There’s also the question of the 2022 elections. A president’s first midterms are typically a disaster in which their party loses Congressional seats. (Think, if you can stand it, about 2010.) And in 2020, Republicans won the key state houses that will allow them to gerrymander themselves more seats, so there’s a very real chance Dems could lose the House in 2022.
The Senate landscape will be more congenial to Dems; Republicans are defending 20 seats, Dems only 13. But Senate races are devilishly difficult to handicap.
So 2022 could see Dems keeping both houses, which would strengthen their mandate; losing the House and keeping the Senate, which would put a freeze on new legislation and open up the possibility of impeachment (Republicans will make up some reason); or losing both houses, which opens up the possibility of impeachment and removal from office.
And then there’s the question of Biden’s health and the Democratic presidential candidate in 2024, which is even more opaque and unpredictable.
We are cursed to live in interesting times. The Republican Party could implode. US democracy could crumble in the face of authoritarianism. A meteor could strike America. These are all open possibilities.
So in the end, my advice to the Democratic Congress is the same as it is to Biden: blitz. Only two years are guaranteed. The only hope Democrats have of surviving the waves of white grievance and authoritarianism that are crashing against DC — strengthened by deep structural deficiencies in the US constitutional system — is to rapidly and visibly improve the lives of ordinary people.
Get the pandemic under control. Give Americans money to get through the recession. Give them access to affordable health care. Make it easier for them to vote. And invest in the clean-energy growth that will employ them and clean their air. Do it proudly and loudly and make sure everyone hears about it.

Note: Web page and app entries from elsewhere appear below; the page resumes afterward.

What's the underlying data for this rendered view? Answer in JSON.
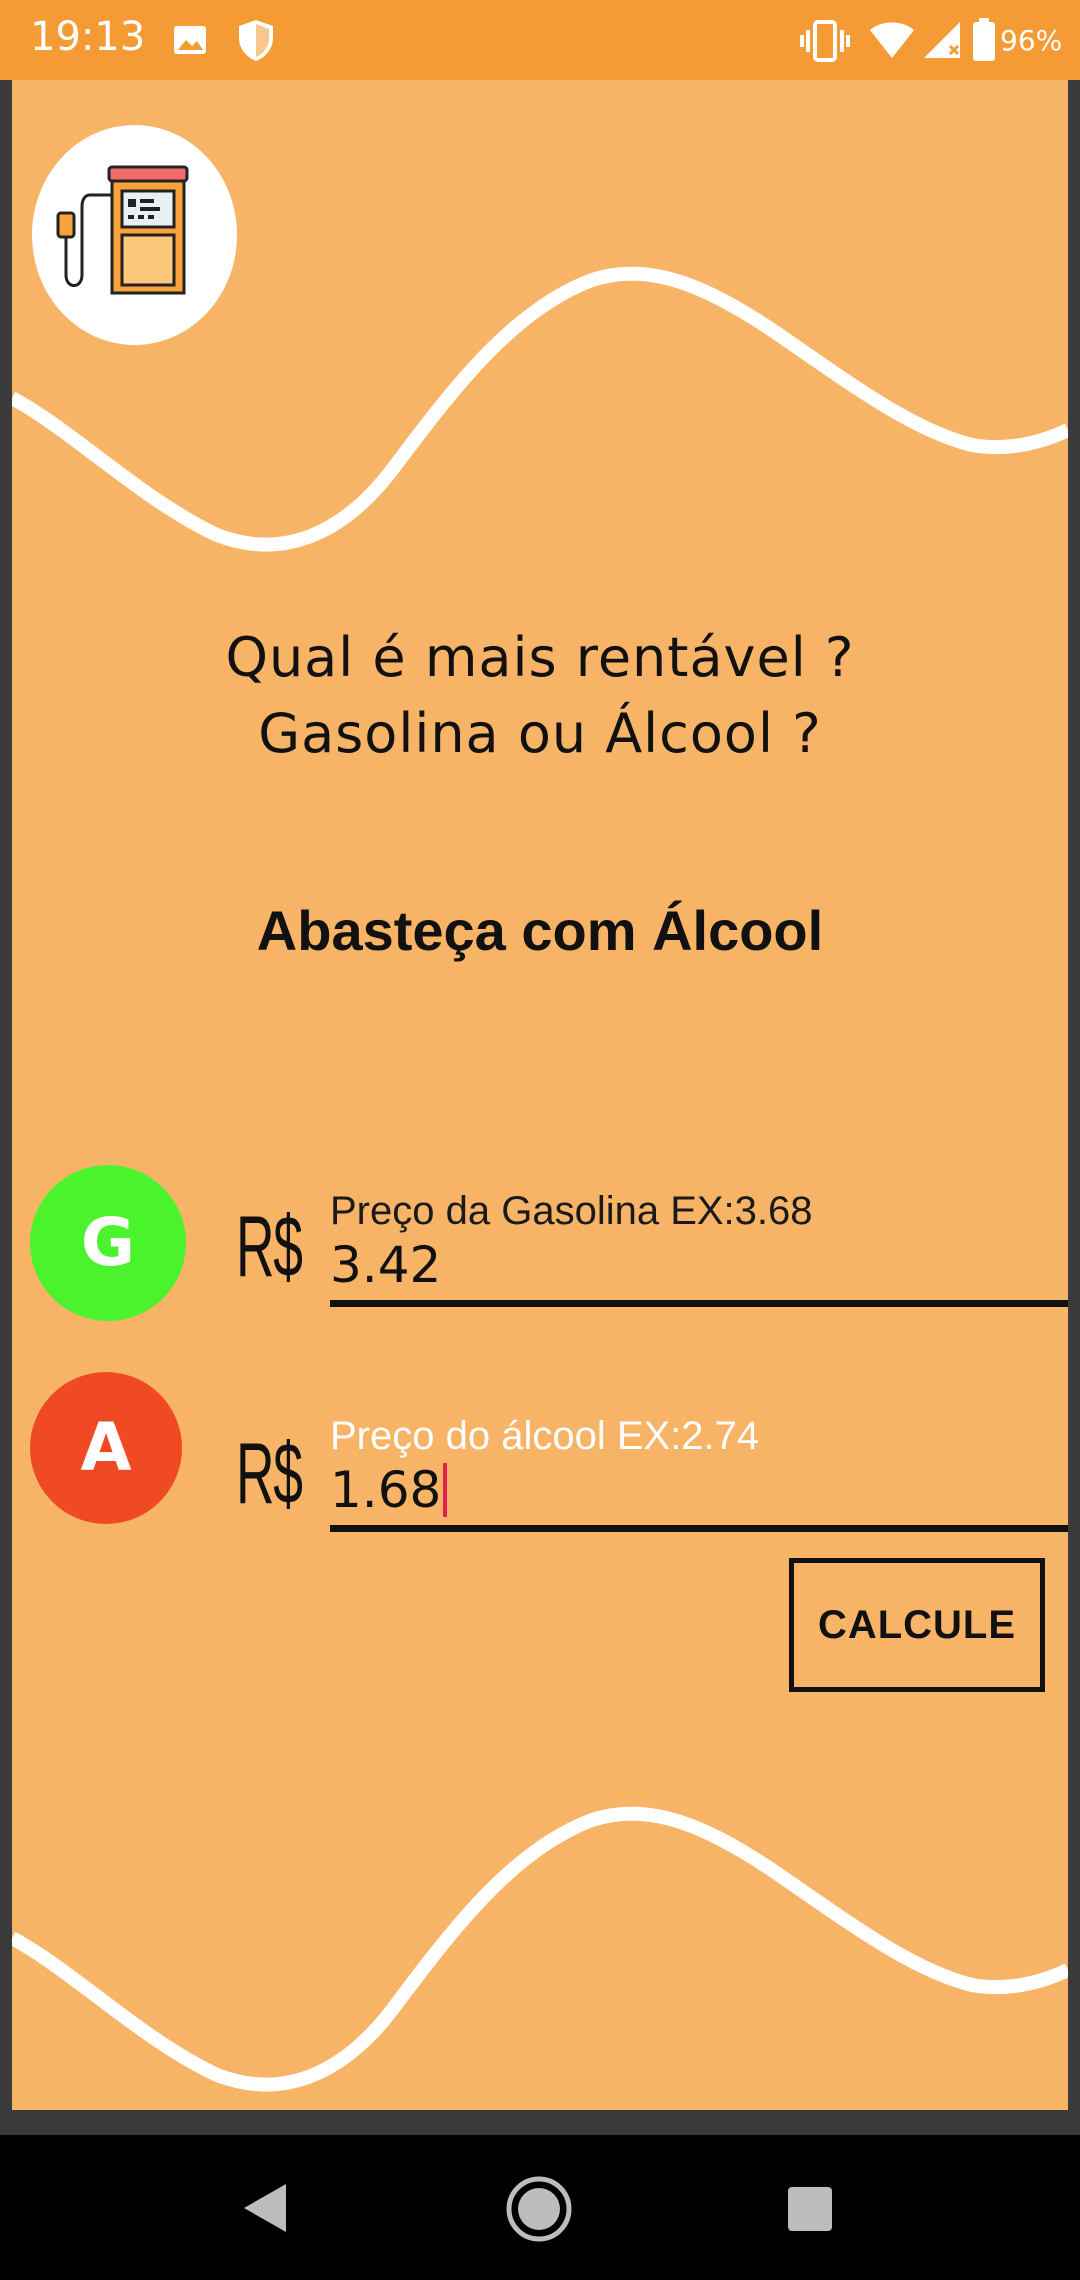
{
  "status_bar": {
    "time": "19:13",
    "battery": "96%",
    "icons": [
      "image-icon",
      "shield-icon",
      "vibrate-icon",
      "wifi-icon",
      "signal-icon",
      "battery-icon"
    ]
  },
  "main": {
    "question_line1": "Qual é mais rentável ?",
    "question_line2": "Gasolina ou Álcool ?",
    "result": "Abasteça com Álcool"
  },
  "gasoline": {
    "badge": "G",
    "currency": "R$",
    "label": "Preço da Gasolina EX:3.68",
    "value": "3.42",
    "color": "#4BF32D"
  },
  "alcohol": {
    "badge": "A",
    "currency": "R$",
    "label": "Preço do álcool EX:2.74",
    "value": "1.68",
    "color": "#F04A24"
  },
  "actions": {
    "calculate_label": "CALCULE"
  },
  "colors": {
    "status_bar": "#F49B35",
    "background": "#F8B466",
    "wave": "#FFFFFF"
  },
  "nav": {
    "icons": [
      "back-icon",
      "home-icon",
      "recents-icon"
    ]
  }
}
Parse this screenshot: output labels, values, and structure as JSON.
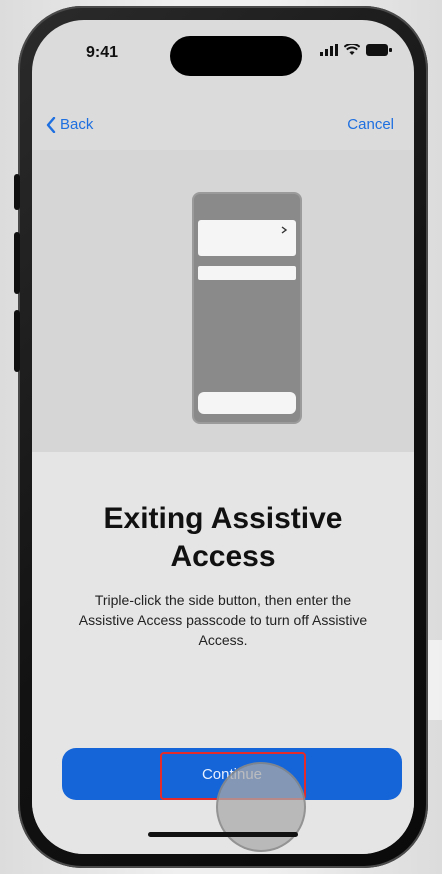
{
  "status": {
    "time": "9:41"
  },
  "nav": {
    "back_label": "Back",
    "cancel_label": "Cancel"
  },
  "main": {
    "title_line1": "Exiting Assistive",
    "title_line2": "Access",
    "description": "Triple-click the side button, then enter the Assistive Access passcode to turn off Assistive Access.",
    "continue_label": "Continue"
  },
  "icons": {
    "back": "chevron-left-icon",
    "signal": "cellular-signal-icon",
    "wifi": "wifi-icon",
    "battery": "battery-icon"
  },
  "colors": {
    "accent": "#1e6fe0",
    "button": "#1565d8",
    "highlight": "#e32b2b"
  }
}
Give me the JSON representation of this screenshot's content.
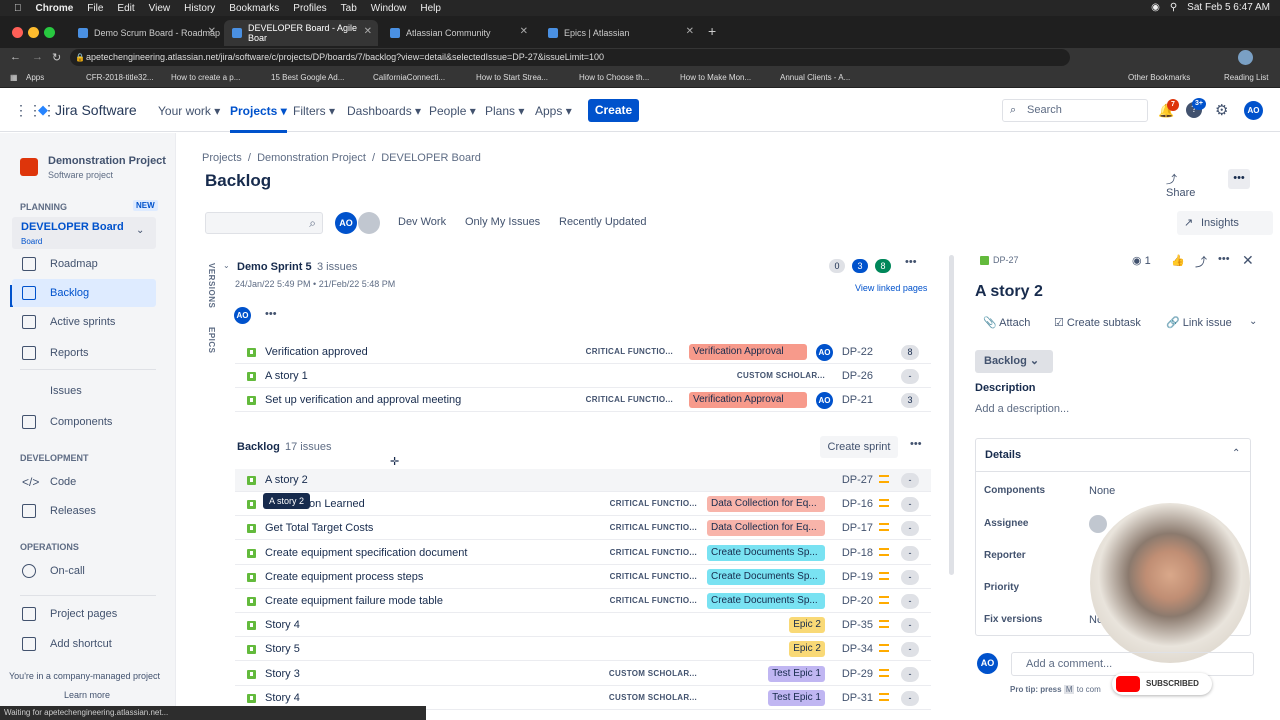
{
  "mac": {
    "menu": [
      "Chrome",
      "File",
      "Edit",
      "View",
      "History",
      "Bookmarks",
      "Profiles",
      "Tab",
      "Window",
      "Help"
    ],
    "clock": "Sat Feb 5  6:47 AM"
  },
  "browser": {
    "tabs": [
      {
        "label": "Demo Scrum Board - Roadmap"
      },
      {
        "label": "DEVELOPER Board - Agile Boar"
      },
      {
        "label": "Atlassian Community"
      },
      {
        "label": "Epics | Atlassian"
      }
    ],
    "url": "apetechengineering.atlassian.net/jira/software/c/projects/DP/boards/7/backlog?view=detail&selectedIssue=DP-27&issueLimit=100",
    "bookmarks": [
      "Apps",
      "CFR-2018-title32...",
      "How to create a p...",
      "15 Best Google Ad...",
      "CaliforniaConnecti...",
      "How to Start Strea...",
      "How to Choose th...",
      "How to Make Mon...",
      "Annual Clients - A...",
      "Other Bookmarks",
      "Reading List"
    ],
    "status": "Waiting for apetechengineering.atlassian.net..."
  },
  "nav": {
    "logo": "Jira Software",
    "items": [
      "Your work",
      "Projects",
      "Filters",
      "Dashboards",
      "People",
      "Plans",
      "Apps"
    ],
    "create": "Create",
    "search_placeholder": "Search",
    "notif_count": "7",
    "help_count": "3+",
    "user_initials": "AO"
  },
  "sidebar": {
    "project_name": "Demonstration Project",
    "project_type": "Software project",
    "planning": "PLANNING",
    "new_badge": "NEW",
    "board_name": "DEVELOPER Board",
    "board_sub": "Board",
    "items": [
      "Roadmap",
      "Backlog",
      "Active sprints",
      "Reports",
      "Issues",
      "Components"
    ],
    "development": "DEVELOPMENT",
    "dev_items": [
      "Code",
      "Releases"
    ],
    "operations": "OPERATIONS",
    "ops_items": [
      "On-call"
    ],
    "footer_items": [
      "Project pages",
      "Add shortcut"
    ],
    "managed_note": "You're in a company-managed project",
    "learn_more": "Learn more"
  },
  "main": {
    "breadcrumb": [
      "Projects",
      "/",
      "Demonstration Project",
      "/",
      "DEVELOPER Board"
    ],
    "title": "Backlog",
    "share": "Share",
    "insights": "Insights",
    "filters": [
      "Dev Work",
      "Only My Issues",
      "Recently Updated"
    ],
    "side_tabs": [
      "VERSIONS",
      "EPICS"
    ],
    "sprint": {
      "name": "Demo Sprint 5",
      "count": "3 issues",
      "dates": "24/Jan/22 5:49 PM  •  21/Feb/22 5:48 PM",
      "counts": [
        "0",
        "3",
        "8"
      ],
      "view_linked": "View linked pages",
      "avatar": "AO",
      "rows": [
        {
          "title": "Verification approved",
          "label": "CRITICAL FUNCTIO...",
          "epic": "Verification Approval",
          "epic_color": "#f79a8b",
          "assignee": "AO",
          "key": "DP-22",
          "est": "8"
        },
        {
          "title": "A story 1",
          "label": "CUSTOM SCHOLAR...",
          "epic": "",
          "epic_color": "",
          "assignee": "",
          "key": "DP-26",
          "est": "-"
        },
        {
          "title": "Set up verification and approval meeting",
          "label": "CRITICAL FUNCTIO...",
          "epic": "Verification Approval",
          "epic_color": "#f79a8b",
          "assignee": "AO",
          "key": "DP-21",
          "est": "3"
        }
      ]
    },
    "backlog": {
      "name": "Backlog",
      "count": "17 issues",
      "create_sprint": "Create sprint",
      "tooltip": "A story 2",
      "rows": [
        {
          "title": "A story 2",
          "label": "",
          "epic": "",
          "epic_color": "",
          "key": "DP-27",
          "est": "-"
        },
        {
          "title": "Get Lesson Learned",
          "label": "CRITICAL FUNCTIO...",
          "epic": "Data Collection for Eq...",
          "epic_color": "#f8b4aa",
          "key": "DP-16",
          "est": "-"
        },
        {
          "title": "Get Total Target Costs",
          "label": "CRITICAL FUNCTIO...",
          "epic": "Data Collection for Eq...",
          "epic_color": "#f8b4aa",
          "key": "DP-17",
          "est": "-"
        },
        {
          "title": "Create equipment specification document",
          "label": "CRITICAL FUNCTIO...",
          "epic": "Create Documents Sp...",
          "epic_color": "#79e2f2",
          "key": "DP-18",
          "est": "-"
        },
        {
          "title": "Create equipment process steps",
          "label": "CRITICAL FUNCTIO...",
          "epic": "Create Documents Sp...",
          "epic_color": "#79e2f2",
          "key": "DP-19",
          "est": "-"
        },
        {
          "title": "Create equipment failure mode table",
          "label": "CRITICAL FUNCTIO...",
          "epic": "Create Documents Sp...",
          "epic_color": "#79e2f2",
          "key": "DP-20",
          "est": "-"
        },
        {
          "title": "Story 4",
          "label": "",
          "epic": "Epic 2",
          "epic_color": "#f9d976",
          "key": "DP-35",
          "est": "-"
        },
        {
          "title": "Story 5",
          "label": "",
          "epic": "Epic 2",
          "epic_color": "#f9d976",
          "key": "DP-34",
          "est": "-"
        },
        {
          "title": "Story 3",
          "label": "CUSTOM SCHOLAR...",
          "epic": "Test Epic 1",
          "epic_color": "#c0b6f2",
          "key": "DP-29",
          "est": "-"
        },
        {
          "title": "Story 4",
          "label": "CUSTOM SCHOLAR...",
          "epic": "Test Epic 1",
          "epic_color": "#c0b6f2",
          "key": "DP-31",
          "est": "-"
        }
      ]
    }
  },
  "panel": {
    "key": "DP-27",
    "watchers": "1",
    "title": "A story 2",
    "attach": "Attach",
    "create_subtask": "Create subtask",
    "link_issue": "Link issue",
    "status": "Backlog",
    "description_label": "Description",
    "description_placeholder": "Add a description...",
    "details": "Details",
    "fields": [
      {
        "label": "Components",
        "value": "None"
      },
      {
        "label": "Assignee",
        "value": ""
      },
      {
        "label": "Reporter",
        "value": ""
      },
      {
        "label": "Priority",
        "value": ""
      },
      {
        "label": "Fix versions",
        "value": "No"
      }
    ],
    "comment_placeholder": "Add a comment...",
    "protip": "Pro tip: press",
    "protip_key": "M",
    "protip_end": "to com",
    "subscribed": "SUBSCRIBED"
  }
}
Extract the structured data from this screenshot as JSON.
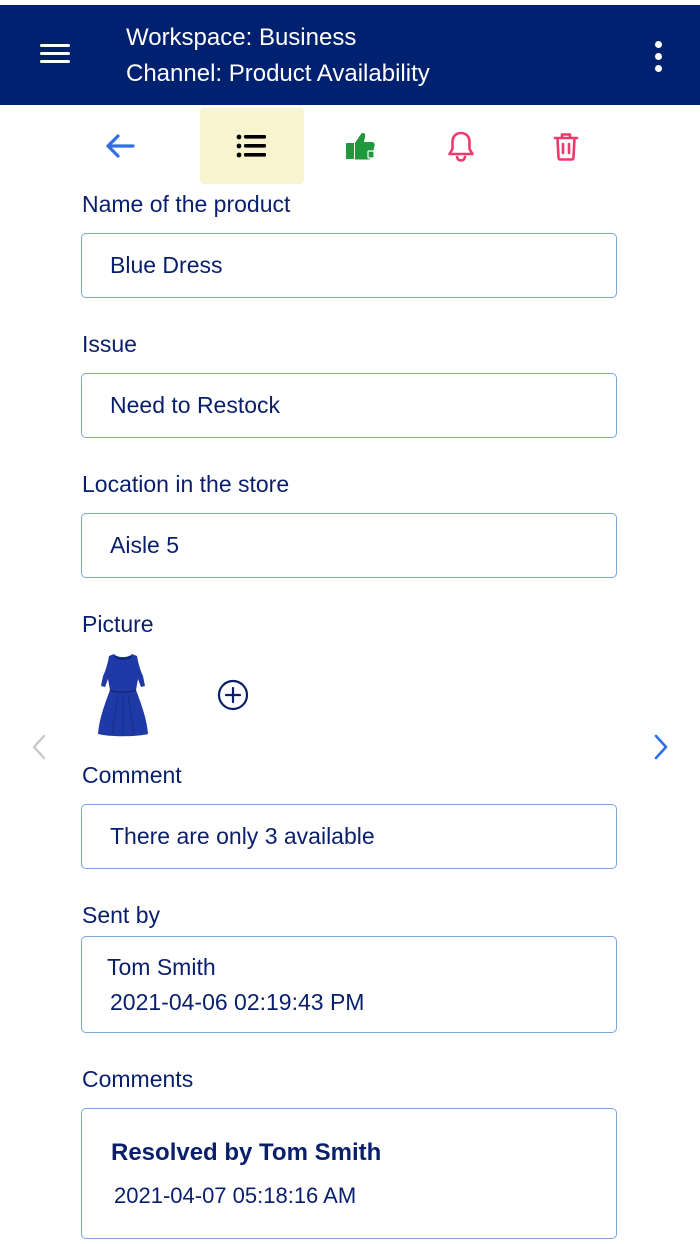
{
  "header": {
    "workspace": "Workspace: Business",
    "channel": "Channel: Product Availability",
    "menu_icon": "hamburger-menu-icon",
    "more_icon": "vertical-dots-icon"
  },
  "toolbar": {
    "items": [
      {
        "icon": "back-arrow-icon",
        "color": "#2f6fe0"
      },
      {
        "icon": "list-icon",
        "color": "#000000",
        "active": true
      },
      {
        "icon": "thumbs-up-icon",
        "color": "#1e9a3c"
      },
      {
        "icon": "bell-icon",
        "color": "#ee3a6a"
      },
      {
        "icon": "trash-icon",
        "color": "#ee3a6a"
      }
    ],
    "active_background": "#f8f4cf"
  },
  "form": {
    "product_label": "Name of the product",
    "product_value": "Blue Dress",
    "issue_label": "Issue",
    "issue_value": "Need to Restock",
    "location_label": "Location in the store",
    "location_value": "Aisle 5",
    "picture_label": "Picture",
    "picture_icon": "dress-thumbnail",
    "add_picture_icon": "add-circle-icon",
    "comment_label": "Comment",
    "comment_value": "There are only 3 available",
    "sent_by_label": "Sent by",
    "sent_by_name": "Tom Smith",
    "sent_by_time": "2021-04-06 02:19:43 PM",
    "comments_label": "Comments",
    "comments": [
      {
        "title": "Resolved by Tom Smith",
        "time": "2021-04-07 05:18:16 AM"
      }
    ]
  },
  "nav": {
    "prev_icon": "chevron-left-icon",
    "next_icon": "chevron-right-icon"
  },
  "colors": {
    "header_bg": "#002070",
    "text": "#0a1f6b",
    "field_border": "#7ea4dc",
    "accent_blue": "#2f6fe0"
  }
}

If you have to write a check to every citizen of West Virginia to get it done, well then, all hail our new overlord Joe Manchin, blessed be His beneficence.